An afternoon full of contemplation and the restorative powers of the landscape as a meditative tool...... One of the most relaxing applications in recents weeks. Thinking, feeling and writing while revisiting 'The Breath Beneath'.
It’s going to take me months to sift through the footage I have of #Iceland. Everywhere you look there’s something beautiful and intriguing. #ice #snow #water #landscape #art #video
The photo sequence in the upper image shows, left to right, a fluid-filled tube falling under gravity, impacting a rigid surface, and rebounding upward. During free-fall, the fluid wets the sides of the tube, creating a hemispherical meniscus. After impact, the surface curvature reverses dramatically to form an intense jet. If, on the other hand, the tube is treated so that it is hydrophobic, the contact angle between the liquid and the tube will be 90 degrees during free-fall, impact, and rebound, as shown in the lower image sequence. The liquid simply falls and rebounds alongside the tube, without any deformation of the air-liquid interface. (Photo credit: A. Antkowiak et al.)
Al Seckel, a cognitive neuroscientist and expert on illusions, created this “Levitating Water” installation, in which multiple streams of water appear as a series of levitating droplets thanks to a strobing light. The well-timed strobe lighting tricks the brain into seeing many different falling droplets as the same, nearly stationary droplet. The effect is similar to the one created by vibrating a stream of falling water. (Video credit: wunhanglo)
Notion Motion, 2005
wood, rubber, lamps, water
Notion Motion consists of three parts that explore the interaction between water, light and the viewer. Eliasson has created an enchanting work with simple means. He immerses the viewer in a simple and minimal yet overwhelming visual experience created by the interplay of light and water.
Visitors enter a darkened room illuminated only by a dusky projection of rippling water on the surface of a pool. The space echoes with the creaking of gently seesawing floorboards which make low, rusty cries under the steps of visitors. The attention of the viewer is initially consumed by bodily awareness. With each step, the soft falling and settling of weight is reminiscent the experience of walking over a buoyed harbor dock. However, as more intrepid or antagonistic visitors begin to test the limits of the environment by bouncing more vigorously from one plank to another, louder creaks and squeals reverberate throughout the room. At this point, the projection begins to tremble with almost seismic register as bolder and more rapid waves ripple in tandem with the activity on the floor.

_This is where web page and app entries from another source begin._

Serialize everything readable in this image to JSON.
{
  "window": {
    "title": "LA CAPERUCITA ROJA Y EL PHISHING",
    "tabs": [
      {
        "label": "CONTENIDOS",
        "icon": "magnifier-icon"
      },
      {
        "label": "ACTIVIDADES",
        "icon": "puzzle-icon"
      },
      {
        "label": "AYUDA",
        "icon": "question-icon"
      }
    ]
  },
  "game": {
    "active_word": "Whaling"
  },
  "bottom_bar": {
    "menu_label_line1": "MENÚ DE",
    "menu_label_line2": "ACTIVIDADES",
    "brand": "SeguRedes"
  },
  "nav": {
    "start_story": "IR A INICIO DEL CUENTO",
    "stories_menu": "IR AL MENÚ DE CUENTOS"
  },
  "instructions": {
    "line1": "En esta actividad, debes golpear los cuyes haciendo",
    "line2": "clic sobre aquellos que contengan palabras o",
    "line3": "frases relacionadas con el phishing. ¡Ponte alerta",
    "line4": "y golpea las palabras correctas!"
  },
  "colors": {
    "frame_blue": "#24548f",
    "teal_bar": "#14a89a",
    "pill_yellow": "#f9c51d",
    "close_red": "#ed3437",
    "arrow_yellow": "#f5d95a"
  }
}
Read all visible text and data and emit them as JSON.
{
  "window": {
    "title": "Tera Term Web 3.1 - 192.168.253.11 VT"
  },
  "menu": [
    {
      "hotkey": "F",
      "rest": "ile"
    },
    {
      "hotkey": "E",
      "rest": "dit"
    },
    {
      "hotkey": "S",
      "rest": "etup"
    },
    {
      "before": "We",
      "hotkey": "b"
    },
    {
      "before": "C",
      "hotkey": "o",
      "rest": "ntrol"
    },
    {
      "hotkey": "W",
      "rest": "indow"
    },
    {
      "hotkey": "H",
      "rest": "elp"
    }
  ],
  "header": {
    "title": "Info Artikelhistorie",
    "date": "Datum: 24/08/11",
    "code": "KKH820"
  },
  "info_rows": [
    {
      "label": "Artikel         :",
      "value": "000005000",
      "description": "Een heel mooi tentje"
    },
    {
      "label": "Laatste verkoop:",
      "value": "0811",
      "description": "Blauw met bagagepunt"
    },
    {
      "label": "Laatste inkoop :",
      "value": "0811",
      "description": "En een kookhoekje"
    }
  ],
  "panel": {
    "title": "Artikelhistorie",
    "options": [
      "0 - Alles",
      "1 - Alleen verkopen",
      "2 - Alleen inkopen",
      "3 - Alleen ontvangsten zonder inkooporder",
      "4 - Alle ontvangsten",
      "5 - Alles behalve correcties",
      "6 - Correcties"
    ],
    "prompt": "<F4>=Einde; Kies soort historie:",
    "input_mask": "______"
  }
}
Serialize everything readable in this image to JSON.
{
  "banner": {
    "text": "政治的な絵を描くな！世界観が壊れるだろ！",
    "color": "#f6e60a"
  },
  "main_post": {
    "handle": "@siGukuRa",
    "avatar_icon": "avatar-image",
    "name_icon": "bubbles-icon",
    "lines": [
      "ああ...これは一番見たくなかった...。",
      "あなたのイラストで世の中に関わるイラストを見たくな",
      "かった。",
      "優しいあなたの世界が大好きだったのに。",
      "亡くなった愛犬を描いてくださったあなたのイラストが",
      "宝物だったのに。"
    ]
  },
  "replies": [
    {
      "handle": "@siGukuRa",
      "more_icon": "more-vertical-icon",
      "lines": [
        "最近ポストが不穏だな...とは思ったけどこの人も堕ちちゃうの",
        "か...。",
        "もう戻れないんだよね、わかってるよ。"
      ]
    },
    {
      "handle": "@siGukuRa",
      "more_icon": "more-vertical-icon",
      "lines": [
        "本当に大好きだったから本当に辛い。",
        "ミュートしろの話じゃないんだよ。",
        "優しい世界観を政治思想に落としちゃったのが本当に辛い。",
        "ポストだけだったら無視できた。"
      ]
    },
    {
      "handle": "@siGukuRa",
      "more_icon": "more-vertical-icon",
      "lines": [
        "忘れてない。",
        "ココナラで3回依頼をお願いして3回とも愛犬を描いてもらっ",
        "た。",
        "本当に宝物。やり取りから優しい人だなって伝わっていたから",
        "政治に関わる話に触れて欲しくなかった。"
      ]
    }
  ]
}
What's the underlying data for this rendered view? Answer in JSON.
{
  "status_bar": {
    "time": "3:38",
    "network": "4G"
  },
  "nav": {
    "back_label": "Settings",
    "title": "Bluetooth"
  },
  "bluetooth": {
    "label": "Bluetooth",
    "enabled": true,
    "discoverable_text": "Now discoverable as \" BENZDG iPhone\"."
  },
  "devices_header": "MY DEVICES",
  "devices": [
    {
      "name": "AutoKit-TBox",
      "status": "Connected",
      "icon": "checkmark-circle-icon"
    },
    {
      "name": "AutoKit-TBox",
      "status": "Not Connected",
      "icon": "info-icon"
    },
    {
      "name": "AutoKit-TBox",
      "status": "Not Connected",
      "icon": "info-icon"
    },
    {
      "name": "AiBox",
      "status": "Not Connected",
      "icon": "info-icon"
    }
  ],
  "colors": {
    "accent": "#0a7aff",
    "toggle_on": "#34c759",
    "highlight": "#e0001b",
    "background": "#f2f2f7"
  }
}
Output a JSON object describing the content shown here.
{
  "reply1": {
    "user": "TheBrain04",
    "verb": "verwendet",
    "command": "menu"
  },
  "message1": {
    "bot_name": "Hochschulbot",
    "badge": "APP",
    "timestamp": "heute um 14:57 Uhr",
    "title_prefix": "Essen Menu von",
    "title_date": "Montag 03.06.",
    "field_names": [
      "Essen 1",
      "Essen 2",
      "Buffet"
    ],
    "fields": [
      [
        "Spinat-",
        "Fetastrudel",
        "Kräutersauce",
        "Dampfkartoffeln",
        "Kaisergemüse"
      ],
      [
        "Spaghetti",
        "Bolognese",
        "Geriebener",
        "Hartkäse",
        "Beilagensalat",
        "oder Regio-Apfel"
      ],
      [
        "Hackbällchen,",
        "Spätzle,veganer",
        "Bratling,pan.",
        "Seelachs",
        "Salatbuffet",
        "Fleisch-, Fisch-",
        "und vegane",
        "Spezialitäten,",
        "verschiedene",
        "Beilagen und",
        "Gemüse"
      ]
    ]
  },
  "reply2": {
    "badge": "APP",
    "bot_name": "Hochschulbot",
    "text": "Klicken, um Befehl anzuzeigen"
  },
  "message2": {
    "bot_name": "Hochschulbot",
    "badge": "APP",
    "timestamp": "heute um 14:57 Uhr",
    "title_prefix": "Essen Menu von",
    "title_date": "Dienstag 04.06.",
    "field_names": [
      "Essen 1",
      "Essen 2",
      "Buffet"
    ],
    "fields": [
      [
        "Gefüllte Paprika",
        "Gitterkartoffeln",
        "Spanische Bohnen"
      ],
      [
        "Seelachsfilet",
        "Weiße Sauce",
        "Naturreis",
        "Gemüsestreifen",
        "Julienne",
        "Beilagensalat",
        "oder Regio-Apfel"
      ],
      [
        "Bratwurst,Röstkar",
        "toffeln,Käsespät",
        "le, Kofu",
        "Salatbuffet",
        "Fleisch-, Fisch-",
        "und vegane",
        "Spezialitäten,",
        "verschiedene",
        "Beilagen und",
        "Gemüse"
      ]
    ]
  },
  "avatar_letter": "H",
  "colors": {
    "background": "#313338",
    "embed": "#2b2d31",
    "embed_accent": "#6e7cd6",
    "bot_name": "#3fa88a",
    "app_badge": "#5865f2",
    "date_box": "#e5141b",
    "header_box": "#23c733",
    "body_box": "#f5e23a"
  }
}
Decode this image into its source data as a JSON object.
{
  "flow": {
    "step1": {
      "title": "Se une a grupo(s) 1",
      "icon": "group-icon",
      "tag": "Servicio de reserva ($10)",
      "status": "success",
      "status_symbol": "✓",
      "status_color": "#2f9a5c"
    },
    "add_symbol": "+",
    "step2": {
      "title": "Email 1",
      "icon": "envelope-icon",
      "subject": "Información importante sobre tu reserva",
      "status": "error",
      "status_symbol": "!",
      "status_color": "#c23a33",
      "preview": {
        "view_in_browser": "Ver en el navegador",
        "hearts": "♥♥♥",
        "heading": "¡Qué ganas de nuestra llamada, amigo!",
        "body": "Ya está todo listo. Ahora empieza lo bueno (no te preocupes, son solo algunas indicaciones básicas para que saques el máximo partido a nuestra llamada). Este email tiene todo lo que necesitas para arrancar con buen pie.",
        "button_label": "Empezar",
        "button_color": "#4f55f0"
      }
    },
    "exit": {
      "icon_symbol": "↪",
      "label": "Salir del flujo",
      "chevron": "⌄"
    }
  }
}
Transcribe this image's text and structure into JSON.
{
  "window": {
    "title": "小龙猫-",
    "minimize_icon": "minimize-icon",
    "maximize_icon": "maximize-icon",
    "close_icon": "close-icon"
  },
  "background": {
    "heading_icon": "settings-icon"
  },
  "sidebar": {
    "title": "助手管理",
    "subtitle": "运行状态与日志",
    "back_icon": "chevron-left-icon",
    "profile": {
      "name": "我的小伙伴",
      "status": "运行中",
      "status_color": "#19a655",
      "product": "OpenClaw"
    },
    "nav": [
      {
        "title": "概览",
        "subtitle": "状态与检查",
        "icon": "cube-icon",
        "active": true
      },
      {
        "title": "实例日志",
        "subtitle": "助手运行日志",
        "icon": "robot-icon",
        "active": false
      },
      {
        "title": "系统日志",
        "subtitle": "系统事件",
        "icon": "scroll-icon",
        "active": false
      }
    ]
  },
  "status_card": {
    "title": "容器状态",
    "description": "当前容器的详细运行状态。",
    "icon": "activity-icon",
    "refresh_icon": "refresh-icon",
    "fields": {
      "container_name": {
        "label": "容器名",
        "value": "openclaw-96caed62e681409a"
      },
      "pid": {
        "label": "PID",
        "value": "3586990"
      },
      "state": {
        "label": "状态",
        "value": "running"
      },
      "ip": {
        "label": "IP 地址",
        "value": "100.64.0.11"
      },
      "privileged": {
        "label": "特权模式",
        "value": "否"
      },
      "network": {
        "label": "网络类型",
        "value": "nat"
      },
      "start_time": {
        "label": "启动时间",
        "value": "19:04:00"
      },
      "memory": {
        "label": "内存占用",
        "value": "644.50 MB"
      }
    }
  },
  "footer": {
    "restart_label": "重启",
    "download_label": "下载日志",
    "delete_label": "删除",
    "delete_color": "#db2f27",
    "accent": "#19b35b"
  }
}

Here astronaut Don Pettit demonstrates the effects of rotation on a sphere of water in microgravity. Bubbles, being less dense than water, congregate in the middle of the sphere along its axis of rotation. Tea leaves, which are denser than the water, are thrown to the outside; this is the same concept used in a centrifuge for separating samples.